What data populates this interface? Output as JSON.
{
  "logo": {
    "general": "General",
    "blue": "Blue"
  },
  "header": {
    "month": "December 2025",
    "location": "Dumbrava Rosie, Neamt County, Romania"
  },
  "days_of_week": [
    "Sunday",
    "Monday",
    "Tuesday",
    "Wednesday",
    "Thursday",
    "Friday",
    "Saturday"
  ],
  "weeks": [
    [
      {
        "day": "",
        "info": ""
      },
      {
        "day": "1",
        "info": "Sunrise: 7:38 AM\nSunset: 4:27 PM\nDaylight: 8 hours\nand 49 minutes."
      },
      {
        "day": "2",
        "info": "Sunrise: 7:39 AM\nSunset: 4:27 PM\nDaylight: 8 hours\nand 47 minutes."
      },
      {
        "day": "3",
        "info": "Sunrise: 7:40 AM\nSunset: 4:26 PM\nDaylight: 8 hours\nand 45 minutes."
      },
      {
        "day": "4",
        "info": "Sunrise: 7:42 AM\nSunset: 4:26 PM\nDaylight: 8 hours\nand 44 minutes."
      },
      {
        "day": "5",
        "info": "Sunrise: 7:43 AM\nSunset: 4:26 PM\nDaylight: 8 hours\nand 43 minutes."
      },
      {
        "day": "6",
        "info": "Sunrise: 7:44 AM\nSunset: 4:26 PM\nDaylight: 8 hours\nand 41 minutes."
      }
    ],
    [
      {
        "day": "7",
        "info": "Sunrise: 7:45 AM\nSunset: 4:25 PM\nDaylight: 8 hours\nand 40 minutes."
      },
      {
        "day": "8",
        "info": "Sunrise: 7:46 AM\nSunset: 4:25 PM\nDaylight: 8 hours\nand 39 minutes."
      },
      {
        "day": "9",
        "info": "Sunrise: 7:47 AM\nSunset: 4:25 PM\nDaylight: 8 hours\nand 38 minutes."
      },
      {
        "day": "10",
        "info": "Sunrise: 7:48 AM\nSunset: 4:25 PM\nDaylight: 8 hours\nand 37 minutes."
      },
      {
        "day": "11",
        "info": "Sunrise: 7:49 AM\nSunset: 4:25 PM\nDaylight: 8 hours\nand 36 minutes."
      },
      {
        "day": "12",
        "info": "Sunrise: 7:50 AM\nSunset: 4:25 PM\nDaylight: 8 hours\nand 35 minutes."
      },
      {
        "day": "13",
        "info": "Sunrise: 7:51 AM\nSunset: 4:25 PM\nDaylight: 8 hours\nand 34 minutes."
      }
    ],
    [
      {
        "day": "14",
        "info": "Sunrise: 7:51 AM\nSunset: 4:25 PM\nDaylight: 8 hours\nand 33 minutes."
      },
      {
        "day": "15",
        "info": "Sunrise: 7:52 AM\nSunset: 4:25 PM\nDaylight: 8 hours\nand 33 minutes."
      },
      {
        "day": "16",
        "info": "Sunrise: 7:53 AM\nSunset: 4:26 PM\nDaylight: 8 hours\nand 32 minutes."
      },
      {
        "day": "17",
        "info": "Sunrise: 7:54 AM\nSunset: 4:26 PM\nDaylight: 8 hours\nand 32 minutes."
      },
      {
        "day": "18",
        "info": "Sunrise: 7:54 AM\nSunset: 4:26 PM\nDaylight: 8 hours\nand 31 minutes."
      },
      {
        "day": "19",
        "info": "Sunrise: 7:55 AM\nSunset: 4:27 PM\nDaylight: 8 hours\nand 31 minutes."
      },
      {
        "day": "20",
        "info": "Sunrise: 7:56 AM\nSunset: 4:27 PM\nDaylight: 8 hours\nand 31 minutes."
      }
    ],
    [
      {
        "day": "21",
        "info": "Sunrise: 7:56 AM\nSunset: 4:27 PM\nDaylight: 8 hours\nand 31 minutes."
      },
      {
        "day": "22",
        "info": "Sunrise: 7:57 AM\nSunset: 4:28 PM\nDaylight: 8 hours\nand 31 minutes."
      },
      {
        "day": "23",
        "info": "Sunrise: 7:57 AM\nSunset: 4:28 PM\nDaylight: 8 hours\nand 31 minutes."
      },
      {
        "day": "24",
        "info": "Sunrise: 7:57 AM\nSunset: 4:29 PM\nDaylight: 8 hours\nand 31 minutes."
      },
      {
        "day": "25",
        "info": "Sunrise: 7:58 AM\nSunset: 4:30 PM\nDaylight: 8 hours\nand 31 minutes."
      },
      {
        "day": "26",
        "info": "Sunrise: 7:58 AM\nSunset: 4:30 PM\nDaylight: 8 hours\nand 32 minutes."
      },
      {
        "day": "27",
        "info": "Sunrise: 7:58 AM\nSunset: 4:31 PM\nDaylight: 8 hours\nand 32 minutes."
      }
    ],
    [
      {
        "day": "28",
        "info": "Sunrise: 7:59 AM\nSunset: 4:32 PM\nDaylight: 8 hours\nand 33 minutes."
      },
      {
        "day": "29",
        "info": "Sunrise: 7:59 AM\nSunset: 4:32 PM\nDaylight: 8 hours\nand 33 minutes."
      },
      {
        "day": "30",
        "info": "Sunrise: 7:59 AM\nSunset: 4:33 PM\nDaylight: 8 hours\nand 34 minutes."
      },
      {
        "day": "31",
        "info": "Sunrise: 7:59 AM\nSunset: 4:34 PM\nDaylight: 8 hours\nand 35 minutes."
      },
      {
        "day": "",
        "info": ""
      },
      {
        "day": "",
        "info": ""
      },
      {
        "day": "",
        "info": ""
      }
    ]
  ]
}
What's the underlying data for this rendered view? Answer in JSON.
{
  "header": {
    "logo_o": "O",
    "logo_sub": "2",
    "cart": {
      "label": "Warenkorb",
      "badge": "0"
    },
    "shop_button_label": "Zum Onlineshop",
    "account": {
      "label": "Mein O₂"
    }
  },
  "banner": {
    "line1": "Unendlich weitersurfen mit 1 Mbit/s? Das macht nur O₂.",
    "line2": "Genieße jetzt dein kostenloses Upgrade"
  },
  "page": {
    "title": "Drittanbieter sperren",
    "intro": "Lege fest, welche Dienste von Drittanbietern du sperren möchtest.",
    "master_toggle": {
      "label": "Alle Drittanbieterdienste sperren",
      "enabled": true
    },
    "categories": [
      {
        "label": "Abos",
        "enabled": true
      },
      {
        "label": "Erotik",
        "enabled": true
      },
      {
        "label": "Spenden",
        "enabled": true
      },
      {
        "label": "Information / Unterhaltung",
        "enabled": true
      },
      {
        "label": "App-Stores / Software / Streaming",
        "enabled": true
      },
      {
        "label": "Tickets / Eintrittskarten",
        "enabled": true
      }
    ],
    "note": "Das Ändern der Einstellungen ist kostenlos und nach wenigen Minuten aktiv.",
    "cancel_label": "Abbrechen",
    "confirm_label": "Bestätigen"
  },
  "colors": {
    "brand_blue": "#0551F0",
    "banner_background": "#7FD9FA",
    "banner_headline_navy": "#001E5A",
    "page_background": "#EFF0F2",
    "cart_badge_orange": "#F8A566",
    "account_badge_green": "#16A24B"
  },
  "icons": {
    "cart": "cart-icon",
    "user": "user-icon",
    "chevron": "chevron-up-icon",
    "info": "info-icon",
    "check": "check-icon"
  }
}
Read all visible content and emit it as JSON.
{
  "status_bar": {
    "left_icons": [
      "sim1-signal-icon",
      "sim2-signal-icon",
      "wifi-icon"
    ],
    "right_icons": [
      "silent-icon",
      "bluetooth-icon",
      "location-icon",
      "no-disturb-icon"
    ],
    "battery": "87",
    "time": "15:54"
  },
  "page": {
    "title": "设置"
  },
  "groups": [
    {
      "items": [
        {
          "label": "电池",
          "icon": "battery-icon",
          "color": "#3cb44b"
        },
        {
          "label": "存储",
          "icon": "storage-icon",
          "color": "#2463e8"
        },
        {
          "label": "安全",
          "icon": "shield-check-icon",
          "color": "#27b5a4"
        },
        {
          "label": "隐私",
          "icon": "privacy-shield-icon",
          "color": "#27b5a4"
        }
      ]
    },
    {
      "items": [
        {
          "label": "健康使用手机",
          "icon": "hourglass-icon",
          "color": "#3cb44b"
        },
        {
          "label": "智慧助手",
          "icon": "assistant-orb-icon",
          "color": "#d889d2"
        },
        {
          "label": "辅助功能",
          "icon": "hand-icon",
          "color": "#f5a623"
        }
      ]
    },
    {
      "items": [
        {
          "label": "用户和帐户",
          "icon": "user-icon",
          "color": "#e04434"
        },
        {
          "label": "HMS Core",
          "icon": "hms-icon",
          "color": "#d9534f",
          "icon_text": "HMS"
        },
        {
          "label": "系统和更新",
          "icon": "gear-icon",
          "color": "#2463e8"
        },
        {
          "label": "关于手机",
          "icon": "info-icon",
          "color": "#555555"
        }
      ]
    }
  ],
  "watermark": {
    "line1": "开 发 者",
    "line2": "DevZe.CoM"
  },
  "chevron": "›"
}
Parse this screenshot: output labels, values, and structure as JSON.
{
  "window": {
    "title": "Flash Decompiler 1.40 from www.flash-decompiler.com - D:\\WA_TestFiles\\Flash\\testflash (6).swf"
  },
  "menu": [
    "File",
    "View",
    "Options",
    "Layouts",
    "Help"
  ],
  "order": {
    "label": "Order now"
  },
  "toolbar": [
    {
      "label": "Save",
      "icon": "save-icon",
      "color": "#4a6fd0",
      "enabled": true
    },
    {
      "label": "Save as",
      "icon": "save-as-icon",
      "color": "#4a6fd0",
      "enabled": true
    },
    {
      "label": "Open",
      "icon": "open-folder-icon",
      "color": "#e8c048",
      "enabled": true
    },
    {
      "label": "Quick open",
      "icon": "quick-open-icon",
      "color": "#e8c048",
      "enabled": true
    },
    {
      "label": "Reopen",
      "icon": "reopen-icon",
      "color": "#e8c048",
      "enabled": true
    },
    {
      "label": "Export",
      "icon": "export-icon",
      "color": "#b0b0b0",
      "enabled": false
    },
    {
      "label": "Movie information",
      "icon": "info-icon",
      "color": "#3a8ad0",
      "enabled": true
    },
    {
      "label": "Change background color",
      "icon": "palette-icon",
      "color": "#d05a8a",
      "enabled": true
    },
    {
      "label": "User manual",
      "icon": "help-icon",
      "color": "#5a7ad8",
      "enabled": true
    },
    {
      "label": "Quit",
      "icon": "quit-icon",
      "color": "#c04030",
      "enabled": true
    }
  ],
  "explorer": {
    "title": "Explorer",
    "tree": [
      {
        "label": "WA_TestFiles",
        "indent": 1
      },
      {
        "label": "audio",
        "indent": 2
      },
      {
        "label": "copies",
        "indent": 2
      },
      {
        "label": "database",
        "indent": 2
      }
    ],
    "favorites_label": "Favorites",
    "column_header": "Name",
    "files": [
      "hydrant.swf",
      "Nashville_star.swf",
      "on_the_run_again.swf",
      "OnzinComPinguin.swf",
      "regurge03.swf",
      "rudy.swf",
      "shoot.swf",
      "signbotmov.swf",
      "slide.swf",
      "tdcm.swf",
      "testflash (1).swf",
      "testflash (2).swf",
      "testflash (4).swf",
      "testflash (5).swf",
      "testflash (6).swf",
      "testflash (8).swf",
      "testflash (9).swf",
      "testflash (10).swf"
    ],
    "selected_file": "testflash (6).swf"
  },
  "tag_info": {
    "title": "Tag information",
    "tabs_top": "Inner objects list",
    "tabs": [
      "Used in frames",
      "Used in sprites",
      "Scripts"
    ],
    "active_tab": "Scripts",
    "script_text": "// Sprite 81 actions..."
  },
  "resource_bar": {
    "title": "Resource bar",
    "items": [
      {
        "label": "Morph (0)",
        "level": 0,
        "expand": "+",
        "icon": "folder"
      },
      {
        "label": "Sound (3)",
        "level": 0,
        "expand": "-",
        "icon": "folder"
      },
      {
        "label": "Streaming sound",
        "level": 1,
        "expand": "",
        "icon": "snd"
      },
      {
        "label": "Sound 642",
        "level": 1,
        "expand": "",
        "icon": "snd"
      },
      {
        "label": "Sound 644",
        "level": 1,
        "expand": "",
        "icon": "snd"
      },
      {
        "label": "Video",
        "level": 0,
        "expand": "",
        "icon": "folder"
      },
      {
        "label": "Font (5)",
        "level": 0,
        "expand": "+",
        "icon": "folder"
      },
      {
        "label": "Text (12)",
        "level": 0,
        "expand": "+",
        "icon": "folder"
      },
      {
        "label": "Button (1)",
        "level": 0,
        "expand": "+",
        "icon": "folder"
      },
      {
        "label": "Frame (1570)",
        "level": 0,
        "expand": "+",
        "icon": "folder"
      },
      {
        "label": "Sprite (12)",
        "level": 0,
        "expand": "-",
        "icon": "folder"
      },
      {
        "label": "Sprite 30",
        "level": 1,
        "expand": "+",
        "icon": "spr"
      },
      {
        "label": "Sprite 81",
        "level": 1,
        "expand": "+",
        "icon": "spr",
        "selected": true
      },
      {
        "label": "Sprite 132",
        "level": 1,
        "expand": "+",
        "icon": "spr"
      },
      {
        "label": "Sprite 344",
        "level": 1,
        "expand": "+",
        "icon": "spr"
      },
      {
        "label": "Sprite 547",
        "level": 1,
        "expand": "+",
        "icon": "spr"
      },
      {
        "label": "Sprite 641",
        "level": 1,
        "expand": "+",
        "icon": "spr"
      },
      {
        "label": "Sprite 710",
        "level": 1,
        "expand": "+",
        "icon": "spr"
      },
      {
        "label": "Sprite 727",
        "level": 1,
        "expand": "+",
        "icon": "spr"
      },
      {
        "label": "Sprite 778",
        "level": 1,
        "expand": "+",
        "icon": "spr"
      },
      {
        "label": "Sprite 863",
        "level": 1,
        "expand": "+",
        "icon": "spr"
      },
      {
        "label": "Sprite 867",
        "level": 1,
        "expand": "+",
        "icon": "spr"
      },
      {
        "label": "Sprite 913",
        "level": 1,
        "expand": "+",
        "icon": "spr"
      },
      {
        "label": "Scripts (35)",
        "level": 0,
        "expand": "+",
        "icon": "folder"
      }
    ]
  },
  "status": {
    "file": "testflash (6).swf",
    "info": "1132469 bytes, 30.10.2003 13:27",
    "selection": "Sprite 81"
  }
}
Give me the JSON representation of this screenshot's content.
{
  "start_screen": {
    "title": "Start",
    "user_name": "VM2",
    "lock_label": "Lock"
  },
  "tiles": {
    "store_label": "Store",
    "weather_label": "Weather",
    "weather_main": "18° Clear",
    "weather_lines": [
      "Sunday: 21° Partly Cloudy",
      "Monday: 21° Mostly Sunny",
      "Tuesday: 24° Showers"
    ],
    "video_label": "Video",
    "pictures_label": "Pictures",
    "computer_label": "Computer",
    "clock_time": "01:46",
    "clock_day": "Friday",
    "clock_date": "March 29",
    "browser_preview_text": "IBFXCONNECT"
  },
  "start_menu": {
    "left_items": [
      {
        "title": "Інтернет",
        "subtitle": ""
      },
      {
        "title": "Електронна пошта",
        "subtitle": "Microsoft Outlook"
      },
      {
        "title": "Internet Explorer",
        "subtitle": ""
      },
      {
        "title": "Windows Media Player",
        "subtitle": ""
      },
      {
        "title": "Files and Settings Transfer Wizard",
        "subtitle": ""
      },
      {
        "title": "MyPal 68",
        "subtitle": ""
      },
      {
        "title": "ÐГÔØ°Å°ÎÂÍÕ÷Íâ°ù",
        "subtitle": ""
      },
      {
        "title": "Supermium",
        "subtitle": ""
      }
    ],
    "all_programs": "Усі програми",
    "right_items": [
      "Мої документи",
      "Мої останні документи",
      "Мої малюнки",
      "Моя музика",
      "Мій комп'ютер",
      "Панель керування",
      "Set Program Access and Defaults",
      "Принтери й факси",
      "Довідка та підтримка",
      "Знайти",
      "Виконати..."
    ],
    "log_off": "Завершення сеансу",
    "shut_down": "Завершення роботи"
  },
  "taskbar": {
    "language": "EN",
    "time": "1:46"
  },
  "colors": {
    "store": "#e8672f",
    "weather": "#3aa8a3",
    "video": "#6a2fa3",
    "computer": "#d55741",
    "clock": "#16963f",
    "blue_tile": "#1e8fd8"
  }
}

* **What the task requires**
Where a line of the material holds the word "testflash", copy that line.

* **Output below**
    "title": "Flash Decompiler 1.40 from www.flash-decompiler.com - D:\\WA_TestFiles\\Flash\\testflash (6).swf"
      "testflash (1).swf",
      "testflash (2).swf",
      "testflash (4).swf",
      "testflash (5).swf",
      "testflash (6).swf",
      "testflash (8).swf",
      "testflash (9).swf",
      "testflash (10).swf"
    "selected_file": "testflash (6).swf"
    "file": "testflash (6).swf",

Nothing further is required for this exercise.